Being a dreamer has always been dangerous.
Religion and dream research psychologist Kelly Bulkeley said so in Monday’s Interfaith Lecture Series in the Hall of Philosophy, in his address “Big Dreams: The Science of Dreaming and the Origins of Religion.” Bulkeley’s lecture was the first exploring Week One’s interfaith theme “Inventing God? A Brief History of Religions.”
Bulkeley began his lecture by asking audience members to recall a dream, specifically the most vivid dream they’ve ever experienced. Once they conjured up a dream, participants were to title their dream as if it were an artistic work. He finally encouraged audience members to recount their piece to others. In this “oniric ritual” of shared experiences, he said, dreamers could acknowledge other dreamers.
“We are all dreamers, and in our dreams we catch glimpses of our common humanity and our countless potential for collective growth,” said Bulkeley, founder and director of the Sleep and Dream Database.
That potential isn’t exclusive to the number of dreams an individual experiences, though. For Bulkeley, it’s quality over quantity, even in the extreme case of a middle-aged man who came to him in a dream-sharing class, confessing he could only remember one dream from his entire life. Bulkeley said the reflection that stems from those experiences is the most important part. Often, he is able to link solitary dreams to spiritual.
“Dreaming is imaginative play in sleep,” he said. “Think of all of the different animals you see playing. Play is an evolutionary feature of the lifespan for many creatures, particularly in the early phases of their development.”

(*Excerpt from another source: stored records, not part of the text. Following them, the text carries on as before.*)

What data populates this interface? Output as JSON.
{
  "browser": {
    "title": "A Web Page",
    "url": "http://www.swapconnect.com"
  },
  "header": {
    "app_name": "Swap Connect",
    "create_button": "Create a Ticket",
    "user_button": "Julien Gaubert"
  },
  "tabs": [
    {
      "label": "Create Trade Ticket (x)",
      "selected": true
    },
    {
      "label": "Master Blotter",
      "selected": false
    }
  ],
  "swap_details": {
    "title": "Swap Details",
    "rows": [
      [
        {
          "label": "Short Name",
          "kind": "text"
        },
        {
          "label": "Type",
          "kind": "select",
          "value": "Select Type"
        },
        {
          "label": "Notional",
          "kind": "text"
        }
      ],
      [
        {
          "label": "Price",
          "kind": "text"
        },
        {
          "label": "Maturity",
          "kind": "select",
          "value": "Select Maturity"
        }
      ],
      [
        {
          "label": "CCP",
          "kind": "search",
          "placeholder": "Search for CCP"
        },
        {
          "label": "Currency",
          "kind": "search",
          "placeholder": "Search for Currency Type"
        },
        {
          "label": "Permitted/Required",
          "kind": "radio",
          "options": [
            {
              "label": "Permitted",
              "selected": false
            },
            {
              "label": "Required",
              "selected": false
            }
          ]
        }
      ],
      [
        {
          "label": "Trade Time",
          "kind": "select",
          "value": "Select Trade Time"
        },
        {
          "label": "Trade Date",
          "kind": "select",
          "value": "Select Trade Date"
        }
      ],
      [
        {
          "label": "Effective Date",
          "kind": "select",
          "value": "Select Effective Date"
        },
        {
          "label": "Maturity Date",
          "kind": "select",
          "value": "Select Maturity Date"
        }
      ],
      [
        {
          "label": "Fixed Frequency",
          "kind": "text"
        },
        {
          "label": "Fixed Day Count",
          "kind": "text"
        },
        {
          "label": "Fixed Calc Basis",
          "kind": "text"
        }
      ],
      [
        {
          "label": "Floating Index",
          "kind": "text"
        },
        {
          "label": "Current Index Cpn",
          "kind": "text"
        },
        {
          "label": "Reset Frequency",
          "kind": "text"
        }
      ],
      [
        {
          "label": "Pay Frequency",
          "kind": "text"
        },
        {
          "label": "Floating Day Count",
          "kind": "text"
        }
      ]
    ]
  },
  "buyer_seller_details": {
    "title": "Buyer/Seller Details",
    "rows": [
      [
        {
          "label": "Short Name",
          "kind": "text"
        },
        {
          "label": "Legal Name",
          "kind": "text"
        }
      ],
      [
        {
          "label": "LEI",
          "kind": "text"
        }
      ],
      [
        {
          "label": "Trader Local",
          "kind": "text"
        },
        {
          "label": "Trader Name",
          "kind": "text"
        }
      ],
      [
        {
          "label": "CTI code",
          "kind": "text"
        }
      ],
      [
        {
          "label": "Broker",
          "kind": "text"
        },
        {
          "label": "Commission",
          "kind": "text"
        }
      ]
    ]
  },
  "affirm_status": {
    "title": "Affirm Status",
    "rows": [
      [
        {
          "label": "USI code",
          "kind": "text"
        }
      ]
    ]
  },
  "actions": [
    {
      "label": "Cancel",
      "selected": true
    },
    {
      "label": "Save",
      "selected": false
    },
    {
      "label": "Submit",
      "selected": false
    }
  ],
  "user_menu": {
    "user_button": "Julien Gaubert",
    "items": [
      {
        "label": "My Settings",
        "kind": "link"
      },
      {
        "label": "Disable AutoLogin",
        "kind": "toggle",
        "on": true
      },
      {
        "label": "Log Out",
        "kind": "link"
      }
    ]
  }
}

Bulkeley believes “those same evolutionary dynamics in play are also active in our sleep, giving rise to dreams.” Rapid eye movement, or REM sleep, is an indicator of constant brain activity, human minds “not just shutting off like a light switch and turning back on when we wake up in the morning,” he said. His research thus far has led him to present four theories suggesting historically, dreams have always acted outside of the eight-hour shuteye window.
In a network of caves in southern Europe, the writing’s on the wall. Late Paleolithic people created an expanse of designs on the caves’ interiors, depicting the animate and inanimate simultaneously, leading Bulkeley to coin his first theory, “symbolic play.” He said these paintings indicate a desire for innovation, serving as some of the “oldest dream journals in history.” The artistic works tended to stimulate deeper, more overtly religious slumber.
“I think we should appreciate the ingenuity of these Paleolithic people who endured the simplest of materials to create the powerful tool for intensified dreaming,” Bulkeley said.
Within the same general timeframe, Australian Aboriginals were experimenting with their own mythic beliefs, their theory of “the dreamtime” spreading to surrounding island communities. To them, Bulkeley said, dreaming acted as a “soul release” while an individual nodded off.
“The myth tells of a realm outside our ordinary time and space, yet penetrating every aspect of daily life,” he said. “The ancestors brought this realm into life by means of their generative dreaming and singing and striding across the land.”
Bulkeley discussed a group of early immigrants to America who operated in a hunter-gatherer, survival-oriented mode. Their knowledge of some plants, animals and landscapes was said to be the first in human history, and because of their exposure to so many seemingly new species, they were classified as “favored dreamers.” During a transition period from adolescence to adulthood, young people were exposed to “vision quest,” a period of “extreme deprivation” and exposure to the elements, which often led to formation of a new, more adult-like identity.
Finally, he spoke of Asclepius, the Greek healing god known for temple practice of “dream incubation.” This method sought to evoke a particular type of dream, honing in on symptoms of suffering and increases in physical health.
Through all of these methodologies, Bulkeley said, emerged not only individual enrichment, but community enhancement as well.
“I believe the most powerful contribution of dreaming to human religiosity is that it stimulates a playful openness to new life,” he said. “What could you learn about yourself if you were able to track the symbols and motifs of your dreams across the course of your whole life? What kind of dialogue could you generate with your dreaming self?”